–Stanley Greene

via PDN Pulse » Look3 Report.

There Are 16 Comments On This Article.

  1. Clearly you are full of shit!
    And do not have a f uk king clue about what you are talking about.

  2. I think this is more true that we realize. All the skill and training in the world doesn’t matter if you’re not present at that elusive moment that can end up making a fantastic photograph. A less “talented” photographer who works hard and inserts him/herself into more situations that may lead to a great image will probably end up with better (and more) images that a fantastically talented photographer who sits at home. That’s just a fact. Some of my favorite images in my portfolio came from a time when I had a cheap camera, one lens, and no experience. I was just so excited to be shooting that I shot everything, every musician I knew, all the time.

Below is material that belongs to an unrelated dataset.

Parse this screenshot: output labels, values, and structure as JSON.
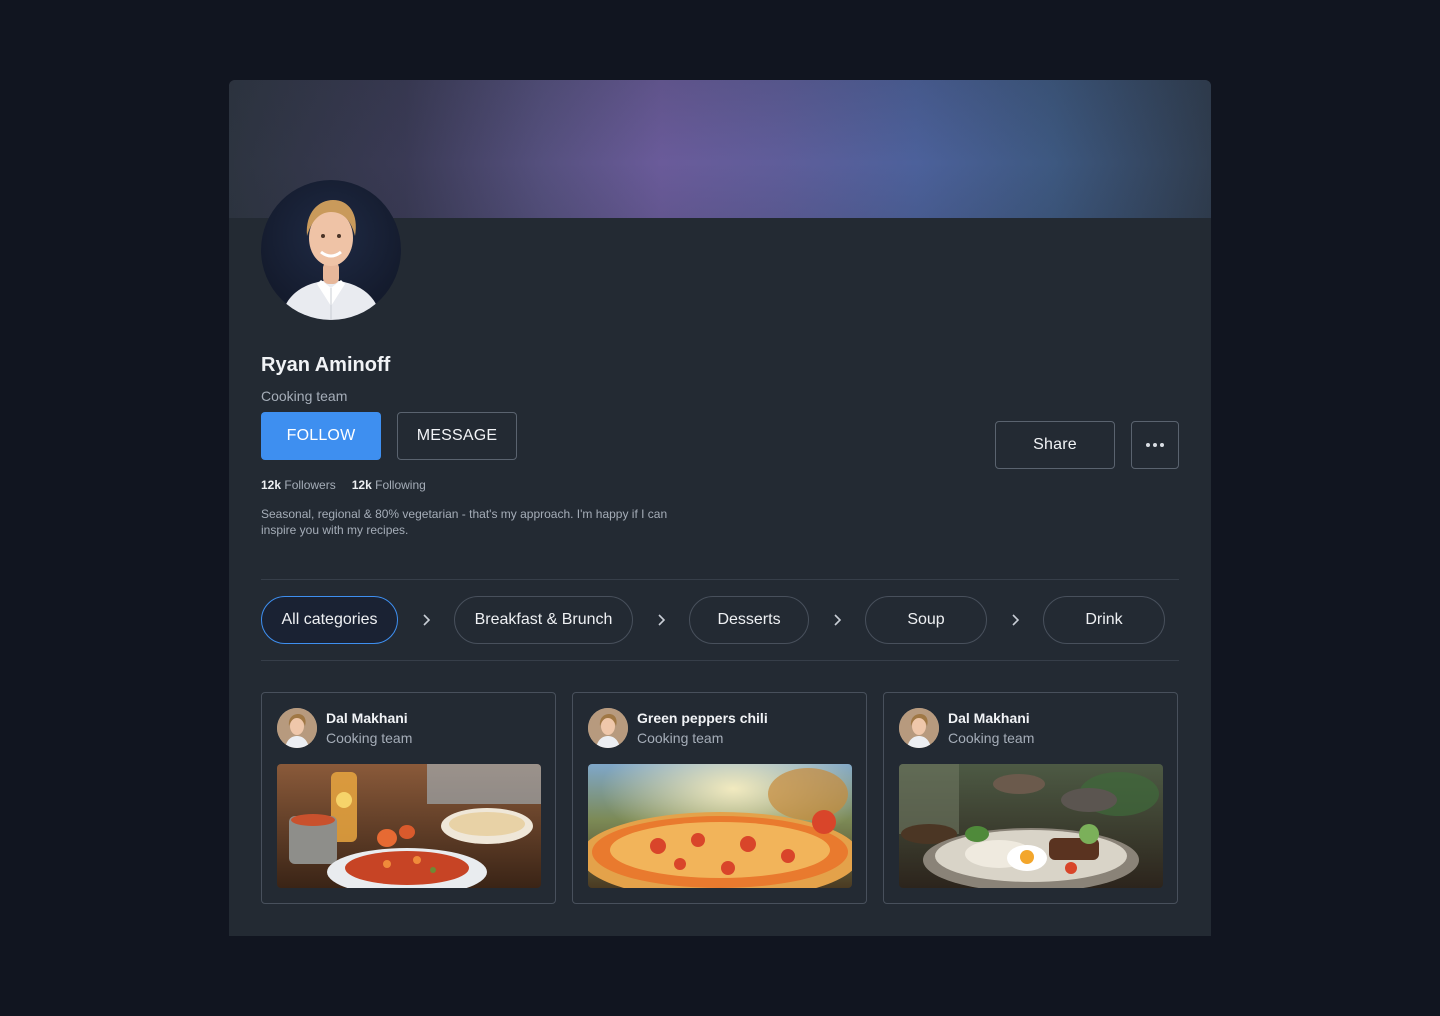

And some of those are still the strongest ones in my book.

  3. I respect Mr. Greene, but while I think he fails to give luck it’s full due, there is a reason the saying “Chance favors the prepared mind” is a cliche.

      • Cliché? Really, Ellis? :) I think @Reid nails good points.
        Do you leave home to do some street shooting and put the cameras (without cards) into Pelican cases, and lock them in the trunk? Or, do you have the camera ready with card, the lens on it that you want, and when you get out of the car the camera you’re going to shoot with is already slung on your shoulder? One camera in hand is worth six in the trunk, is what I learned from 25 years in newspapers. Because when you least expect it – expect it. There’s a reason cops have their guns drawn when they go in to clear a building … action beats reaction 90% of the time. In either case you still need to be a good shooter when the “target” appears, of course… that’s the 25% (or 50% or … ). IMHO!

  4. Although he doesn’t say it specifically (or maybe even realize it), most of the “luck” he’s talking about pertains to getting recognized as a great photographer, not taking great photographs. Big difference.

    • Interesting point. Undoubtedly there are many photographers out there with amazing bodies of work, who are complete unknowns. Maybe they are insecure, poor self-promoters, shy, or just don’t care about recognition. There certainly is no shortage of so-so photographers blowing their own horns loudly and getting recognition maybe others deserve more. It’s a cruel world!

      • stanchung

        So so photographers blowing their horn indeed. See them a lot on FB with oversaturated HDR’s. hahaha

        I think there two kinds of photographers- the kind who goes out looking for photos would need higher % of luck. The kind that sets up his own photos would need 75% skill and 25% luck-in many cases it’s just hoping that the mother nature is adorn with beautiful blue skies.

  5. scott Rex Ely

    I think if a photograph is meaningful for enough viewers the photographer can certainly project unique, unusual and insightful characteristics to the process. Context is king and the better I sell you on my uncanny ability to channel serendipity the more front loaded my images have been set up for you to view with understanding. My understanding. Quite cyclical isn’t it?
    Sometimes I don’t want to know more.

  6. Mr. Greene does not define “photography”. I know a few incredible studio portrait photographers. “Luck” has nothing to do with the body of their work. It’s pure talent, and years of experience to perfect their craft.

    Perhaps he is speaking of other types of photography? Just a thought.

  7. Given that everyone has access to a mobile camera, alot of the professional skills that taught in uni, are being lost. due to the growth of Dgital its a dying art.